**Dataset rows describing interfaces:**
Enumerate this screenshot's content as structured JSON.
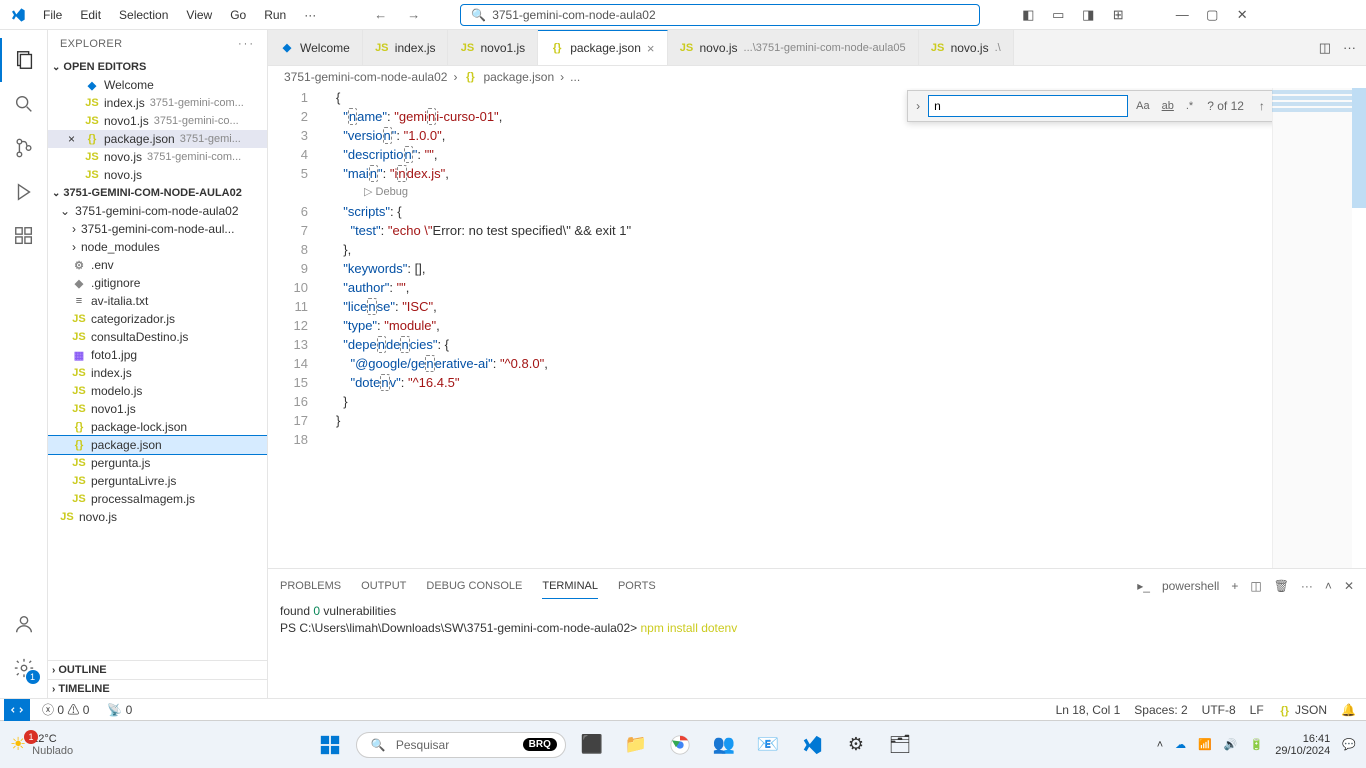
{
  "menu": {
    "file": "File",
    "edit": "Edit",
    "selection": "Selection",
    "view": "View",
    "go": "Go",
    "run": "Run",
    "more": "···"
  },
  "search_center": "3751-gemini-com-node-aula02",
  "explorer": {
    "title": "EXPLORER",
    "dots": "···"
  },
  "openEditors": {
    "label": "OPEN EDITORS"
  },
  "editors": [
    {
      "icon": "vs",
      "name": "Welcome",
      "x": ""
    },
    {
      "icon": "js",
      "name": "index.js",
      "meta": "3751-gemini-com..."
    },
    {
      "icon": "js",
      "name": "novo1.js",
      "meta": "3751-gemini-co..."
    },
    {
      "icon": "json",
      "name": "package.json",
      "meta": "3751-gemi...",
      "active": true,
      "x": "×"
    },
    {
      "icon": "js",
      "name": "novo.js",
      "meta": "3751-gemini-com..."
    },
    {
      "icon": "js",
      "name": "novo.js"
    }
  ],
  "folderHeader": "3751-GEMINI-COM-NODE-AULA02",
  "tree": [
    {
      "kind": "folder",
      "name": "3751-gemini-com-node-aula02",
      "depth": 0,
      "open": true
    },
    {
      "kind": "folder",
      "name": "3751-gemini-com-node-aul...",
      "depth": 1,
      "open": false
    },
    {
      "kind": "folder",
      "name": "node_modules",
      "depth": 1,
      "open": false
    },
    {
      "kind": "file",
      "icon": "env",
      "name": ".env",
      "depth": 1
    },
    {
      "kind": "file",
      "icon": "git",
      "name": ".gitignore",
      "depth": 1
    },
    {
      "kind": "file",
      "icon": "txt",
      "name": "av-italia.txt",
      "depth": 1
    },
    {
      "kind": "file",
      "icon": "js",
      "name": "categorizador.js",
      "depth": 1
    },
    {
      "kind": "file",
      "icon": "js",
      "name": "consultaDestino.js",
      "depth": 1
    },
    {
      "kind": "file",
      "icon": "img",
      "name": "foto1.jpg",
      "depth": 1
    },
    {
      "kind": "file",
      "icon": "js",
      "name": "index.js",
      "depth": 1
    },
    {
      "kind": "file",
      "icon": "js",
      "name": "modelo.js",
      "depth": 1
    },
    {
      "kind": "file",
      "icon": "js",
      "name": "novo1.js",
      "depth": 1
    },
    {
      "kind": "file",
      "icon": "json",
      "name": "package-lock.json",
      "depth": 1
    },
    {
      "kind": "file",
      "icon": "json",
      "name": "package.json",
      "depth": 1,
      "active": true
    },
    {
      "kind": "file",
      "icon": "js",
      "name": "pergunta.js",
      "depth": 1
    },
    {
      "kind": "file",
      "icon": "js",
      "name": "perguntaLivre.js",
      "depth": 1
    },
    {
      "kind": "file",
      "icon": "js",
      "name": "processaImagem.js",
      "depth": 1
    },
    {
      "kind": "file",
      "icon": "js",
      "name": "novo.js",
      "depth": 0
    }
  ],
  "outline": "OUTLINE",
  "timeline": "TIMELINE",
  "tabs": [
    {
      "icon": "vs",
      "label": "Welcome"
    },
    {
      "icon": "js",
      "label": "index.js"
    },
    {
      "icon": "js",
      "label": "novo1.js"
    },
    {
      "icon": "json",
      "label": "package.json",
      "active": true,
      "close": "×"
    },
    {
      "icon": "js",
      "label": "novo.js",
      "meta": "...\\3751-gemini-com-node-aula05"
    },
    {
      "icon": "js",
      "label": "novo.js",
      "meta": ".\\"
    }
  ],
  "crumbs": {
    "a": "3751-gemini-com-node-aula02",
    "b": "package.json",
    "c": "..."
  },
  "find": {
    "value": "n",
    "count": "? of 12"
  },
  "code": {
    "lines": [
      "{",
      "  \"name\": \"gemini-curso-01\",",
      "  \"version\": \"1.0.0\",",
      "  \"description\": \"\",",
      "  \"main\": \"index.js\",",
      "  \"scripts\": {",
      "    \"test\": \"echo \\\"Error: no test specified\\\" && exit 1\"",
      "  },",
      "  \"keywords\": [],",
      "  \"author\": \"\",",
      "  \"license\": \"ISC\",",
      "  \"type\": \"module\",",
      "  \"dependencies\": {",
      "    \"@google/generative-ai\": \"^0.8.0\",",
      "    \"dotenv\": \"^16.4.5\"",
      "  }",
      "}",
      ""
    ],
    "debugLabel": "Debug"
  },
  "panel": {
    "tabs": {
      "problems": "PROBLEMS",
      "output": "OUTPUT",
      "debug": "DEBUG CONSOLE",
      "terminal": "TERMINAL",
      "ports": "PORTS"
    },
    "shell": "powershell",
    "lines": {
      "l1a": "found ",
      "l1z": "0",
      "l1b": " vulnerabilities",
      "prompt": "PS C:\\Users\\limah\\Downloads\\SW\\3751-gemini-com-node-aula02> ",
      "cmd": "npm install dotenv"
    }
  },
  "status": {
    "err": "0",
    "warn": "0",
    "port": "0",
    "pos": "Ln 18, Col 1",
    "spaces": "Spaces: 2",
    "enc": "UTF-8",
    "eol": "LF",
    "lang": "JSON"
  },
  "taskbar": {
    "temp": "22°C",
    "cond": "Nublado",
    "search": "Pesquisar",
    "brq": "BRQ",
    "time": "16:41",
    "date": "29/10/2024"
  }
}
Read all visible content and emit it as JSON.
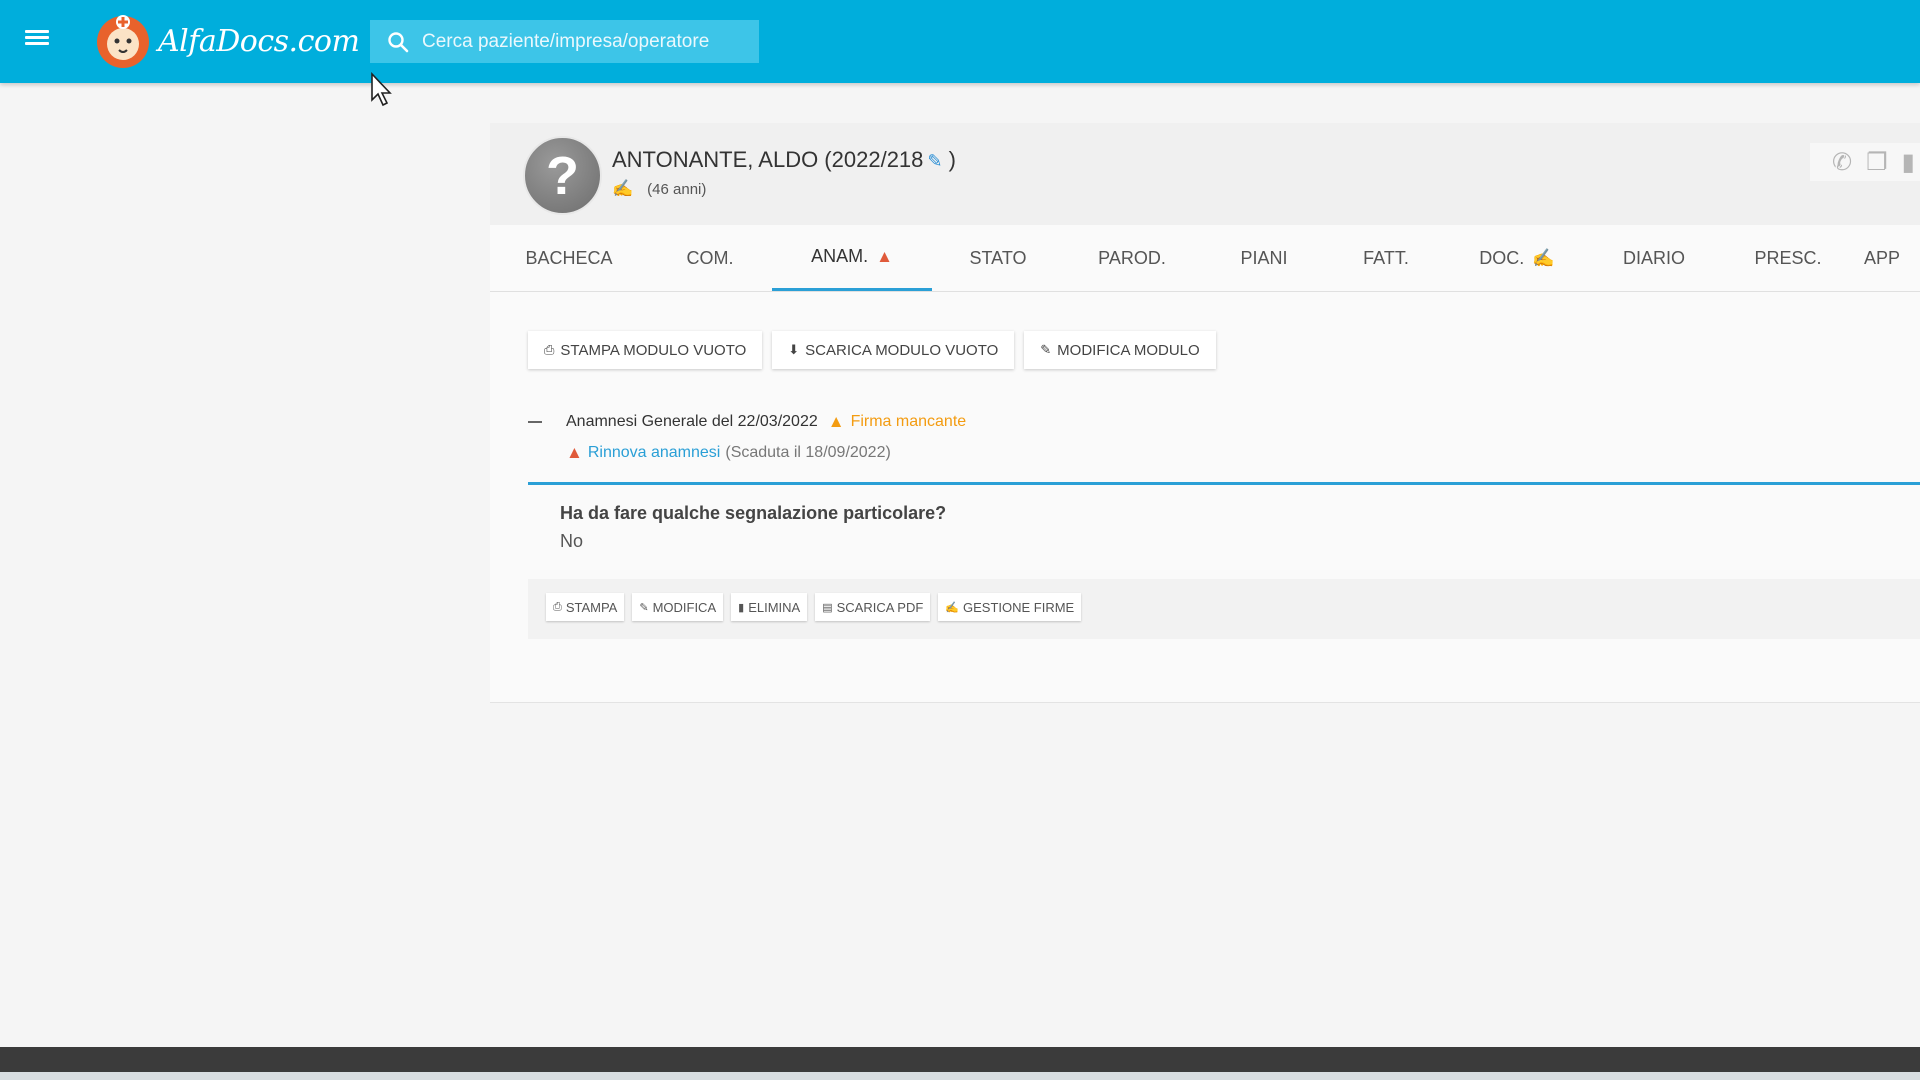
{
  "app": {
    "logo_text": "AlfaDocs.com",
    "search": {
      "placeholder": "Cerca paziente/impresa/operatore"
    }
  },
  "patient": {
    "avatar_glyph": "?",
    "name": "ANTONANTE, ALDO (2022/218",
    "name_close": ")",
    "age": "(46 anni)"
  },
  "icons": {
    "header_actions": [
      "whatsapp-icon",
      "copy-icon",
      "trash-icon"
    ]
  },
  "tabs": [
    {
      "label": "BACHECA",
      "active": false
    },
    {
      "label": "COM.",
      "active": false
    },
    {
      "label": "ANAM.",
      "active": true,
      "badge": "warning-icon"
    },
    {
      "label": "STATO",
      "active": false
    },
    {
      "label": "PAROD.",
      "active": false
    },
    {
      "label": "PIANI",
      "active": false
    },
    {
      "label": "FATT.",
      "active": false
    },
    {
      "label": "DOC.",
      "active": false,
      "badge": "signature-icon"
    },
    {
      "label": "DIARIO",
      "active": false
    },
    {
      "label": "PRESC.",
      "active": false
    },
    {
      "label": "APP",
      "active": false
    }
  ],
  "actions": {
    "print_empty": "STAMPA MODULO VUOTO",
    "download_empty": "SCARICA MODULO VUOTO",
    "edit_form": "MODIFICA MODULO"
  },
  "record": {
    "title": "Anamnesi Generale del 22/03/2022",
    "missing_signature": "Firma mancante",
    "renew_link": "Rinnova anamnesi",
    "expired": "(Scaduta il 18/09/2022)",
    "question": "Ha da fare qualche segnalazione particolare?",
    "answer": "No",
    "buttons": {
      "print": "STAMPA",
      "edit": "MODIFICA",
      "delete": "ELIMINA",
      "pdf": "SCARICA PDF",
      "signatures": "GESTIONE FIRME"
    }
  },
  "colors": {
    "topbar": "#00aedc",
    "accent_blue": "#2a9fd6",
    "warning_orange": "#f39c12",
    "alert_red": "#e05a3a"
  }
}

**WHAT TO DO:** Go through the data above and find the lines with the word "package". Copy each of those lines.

**COMPLETED EXERCISE:**
      "name": "package.json",
      "name": "package-lock.json",
      "name": "package.json",
      "label": "package.json",
    "b": "package.json",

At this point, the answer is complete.